(EXERCISE INSTRUCTIONS):
Repeat every line of the data exactly; the pictures stay out.
★ ★ ★ ★ ★ ★ ★
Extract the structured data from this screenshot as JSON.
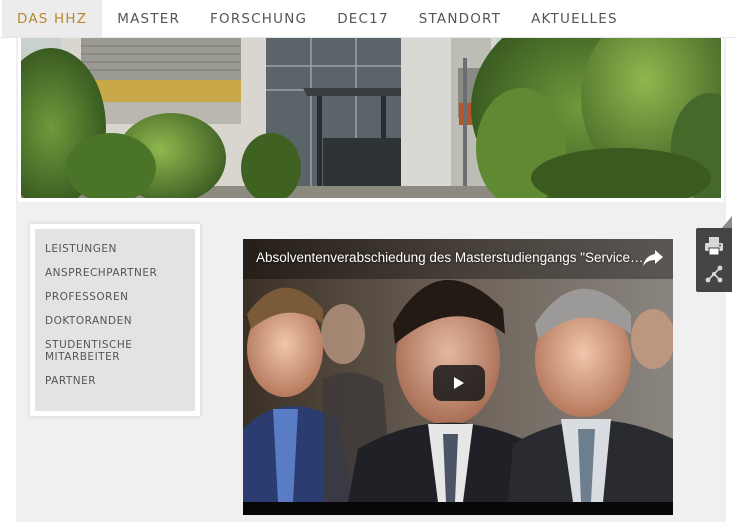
{
  "nav": {
    "items": [
      {
        "label": "DAS HHZ",
        "active": true
      },
      {
        "label": "MASTER",
        "active": false
      },
      {
        "label": "FORSCHUNG",
        "active": false
      },
      {
        "label": "DEC17",
        "active": false
      },
      {
        "label": "STANDORT",
        "active": false
      },
      {
        "label": "AKTUELLES",
        "active": false
      }
    ]
  },
  "subnav": {
    "items": [
      {
        "label": "LEISTUNGEN"
      },
      {
        "label": "ANSPRECHPARTNER"
      },
      {
        "label": "PROFESSOREN"
      },
      {
        "label": "DOKTORANDEN"
      },
      {
        "label": "STUDENTISCHE MITARBEITER"
      },
      {
        "label": "PARTNER"
      }
    ]
  },
  "video": {
    "title": "Absolventenverabschiedung des Masterstudiengangs \"Services Computing\"",
    "play_icon": "play-icon",
    "share_icon": "share-icon"
  },
  "tools": {
    "print_icon": "print-icon",
    "share_icon": "share-nodes-icon"
  },
  "colors": {
    "accent": "#b8872c",
    "nav_active_bg": "#ececec",
    "page_bg": "#f0f0f0",
    "subnav_bg": "#e3e3e3",
    "tools_bg": "#444444"
  }
}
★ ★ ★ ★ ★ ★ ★
(WRITTEN SOLUTION):
Extract the structured data from this screenshot as JSON.
{
  "nav": {
    "items": [
      {
        "label": "DAS HHZ",
        "active": true
      },
      {
        "label": "MASTER",
        "active": false
      },
      {
        "label": "FORSCHUNG",
        "active": false
      },
      {
        "label": "DEC17",
        "active": false
      },
      {
        "label": "STANDORT",
        "active": false
      },
      {
        "label": "AKTUELLES",
        "active": false
      }
    ]
  },
  "subnav": {
    "items": [
      {
        "label": "LEISTUNGEN"
      },
      {
        "label": "ANSPRECHPARTNER"
      },
      {
        "label": "PROFESSOREN"
      },
      {
        "label": "DOKTORANDEN"
      },
      {
        "label": "STUDENTISCHE MITARBEITER"
      },
      {
        "label": "PARTNER"
      }
    ]
  },
  "video": {
    "title": "Absolventenverabschiedung des Masterstudiengangs \"Services Computing\"",
    "play_icon": "play-icon",
    "share_icon": "share-icon"
  },
  "tools": {
    "print_icon": "print-icon",
    "share_icon": "share-nodes-icon"
  },
  "colors": {
    "accent": "#b8872c",
    "nav_active_bg": "#ececec",
    "page_bg": "#f0f0f0",
    "subnav_bg": "#e3e3e3",
    "tools_bg": "#444444"
  }
}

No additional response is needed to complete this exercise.